Time in Labelle went by quickly the first couple of days because we were busy prepping Mango for storage. Boats left the dock and more came to replace them, meeting several new boaters. We ended up over staying our allotted time with the permission of the dock master and time began to drag by slowly. Florida was regularly breaking heat records and below decks Mango was in the mid 90’s by early afternoon on, luckily the nights cooled down and sleeping was easy.
Monday morning came and Karen shoved Mango and me off the dock while she hoped on the bicycle to pickup the rental car and meet me at the boatyard. About an hour and half later Karen grabbed Mango’s bowline as she approached the Glades dock. We ate a quick lunch and Karen started unloading Mango into the rental car as I changed oil and removed the house and starter batteries. The rental car we reserved was an SUV but what we ended up with was a Ford Fiesta, drastically different. Needless to say that the Fiesta was filled to the rim with all our possessions heading back to Illinois plus an outboard motor that needs works. We were happy that we still fit into the car after loading it, now our only snafu was the fact that Home Depot guaranteed a delivery of Coolaroo fabric to cover Mango that did not arrive and wouldn’t arrive for several days. The Glades assured us that they would contact us when the fabric arrived and we’d be able to come back and cover Mango when it did arrive. The fabric did arrive 6 days later and we got her all covered after another 300 mile trip. She looks good all wrapped up and if the fabric works as advertised will minimize sun damage and summer heat.
|Sailing 25 miles north of Key West|
|Sandhill Crane enjoying bird feeder near|
the in-laws house.
|Now deserted Fort Myers Beach|
|Normally packed streets of Fort Myers Beach now|
We returned to Karen’s parents house to visit for a couple weeks and do a little work around the place for them. I spent time with Al watching every cowboy show/movie ever produced on TV. Not a lot to do when everything is shutdown, no clubhouse, no pool and no going anywhere.
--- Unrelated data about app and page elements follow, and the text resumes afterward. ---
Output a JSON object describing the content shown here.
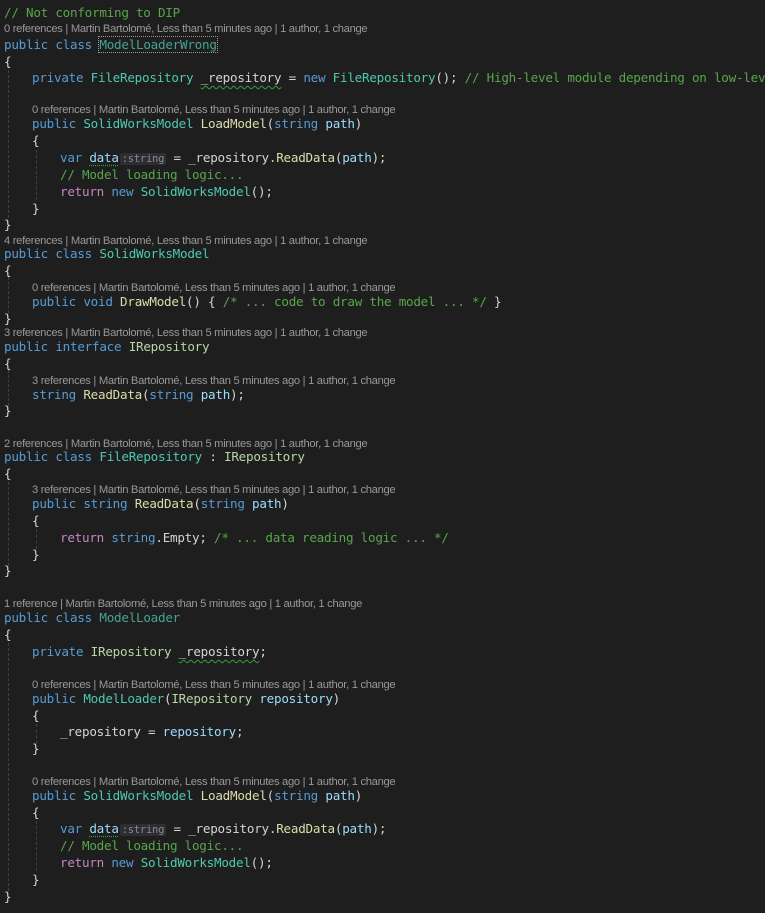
{
  "editor": {
    "comment_header": "// Not conforming to DIP",
    "codelens": {
      "author_info": "Martin Bartolomé, Less than 5 minutes ago",
      "change_info": "1 author, 1 change",
      "ref0": "0 references",
      "ref1": "1 reference",
      "ref2": "2 references",
      "ref3": "3 references",
      "ref4": "4 references",
      "sep": " | "
    },
    "tokens": {
      "public": "public",
      "class": "class",
      "private": "private",
      "new": "new",
      "var": "var",
      "return": "return",
      "void": "void",
      "interface": "interface",
      "string_kw": "string",
      "open_brace": "{",
      "close_brace": "}",
      "colon": " : ",
      "hint_string": ":string"
    },
    "names": {
      "ModelLoaderWrong": "ModelLoaderWrong",
      "FileRepository": "FileRepository",
      "_repository": "_repository",
      "repository": "repository",
      "SolidWorksModel": "SolidWorksModel",
      "LoadModel": "LoadModel",
      "path": "path",
      "data": "data",
      "ReadData": "ReadData",
      "DrawModel": "DrawModel",
      "IRepository": "IRepository",
      "Empty": "Empty",
      "ModelLoader": "ModelLoader"
    },
    "comments": {
      "high_level": "// High-level module depending on low-level",
      "model_loading": "// Model loading logic...",
      "draw_model": "/* ... code to draw the model ... */",
      "data_reading": "/* ... data reading logic ... */"
    },
    "colors": {
      "background": "#1e1e1e",
      "keyword": "#569cd6",
      "control": "#c586c0",
      "type": "#4ec9b0",
      "interface": "#b8d7a3",
      "method": "#dcdcaa",
      "parameter": "#9cdcfe",
      "comment": "#57a64a",
      "codelens": "#999999"
    }
  }
}
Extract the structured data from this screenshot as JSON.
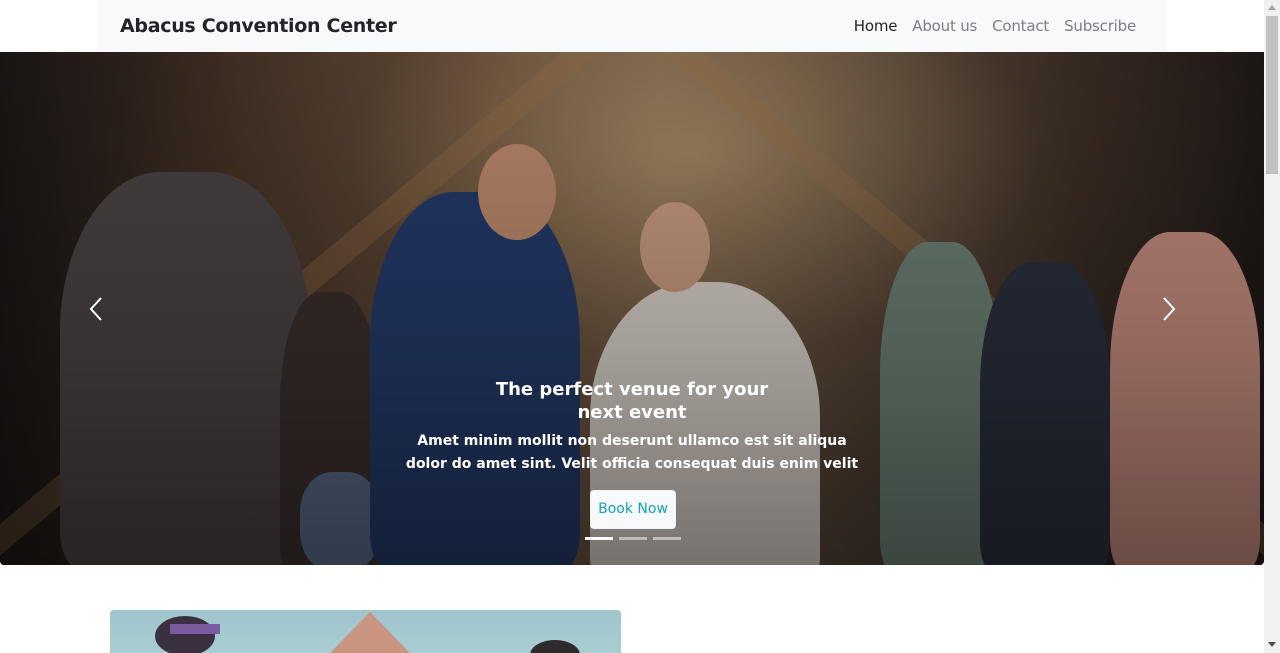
{
  "navbar": {
    "brand": "Abacus Convention Center",
    "links": [
      {
        "label": "Home",
        "active": true
      },
      {
        "label": "About us",
        "active": false
      },
      {
        "label": "Contact",
        "active": false
      },
      {
        "label": "Subscribe",
        "active": false
      }
    ]
  },
  "carousel": {
    "title_line1": "The perfect venue for your",
    "title_line2": "next event",
    "text_line1": "Amet minim mollit non deserunt ullamco est sit aliqua",
    "text_line2": "dolor do amet sint. Velit officia consequat duis enim velit",
    "button_label": "Book Now",
    "prev_icon": "chevron-left-icon",
    "next_icon": "chevron-right-icon",
    "slides_count": 3,
    "active_slide": 1
  },
  "colors": {
    "navbar_bg": "#f8f9fa",
    "button_text": "#17a2b8"
  }
}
Workouts were an early morning activity only due to high humidities and temps in the 90’s, later day activities included a lot of walking. We enjoyed our time with Carol and Al but I do look forward to heading home.
4-14-20 This morning we traveled to the airport to pickup the rental car. I dropped off Karen for the rental pickup and we agreed to meet back Karen’s parents. Shortly after I arrived Karen pulled up and we started going over the Dodge Caravan, I pulled up the stow and go seat compartment only to watch as roaches quickly scattered, I was only able to squish one. Karen was on the phone with Enterprise as we both traveled back to the airport for a replacement. They upgraded us and gave us a few perks for the issues, we examined the van closely before we left. We got back and loaded the van up everything except what we’d need for our trip tomorrow. Illinois here we come, hopefully you’ll warm up a bit.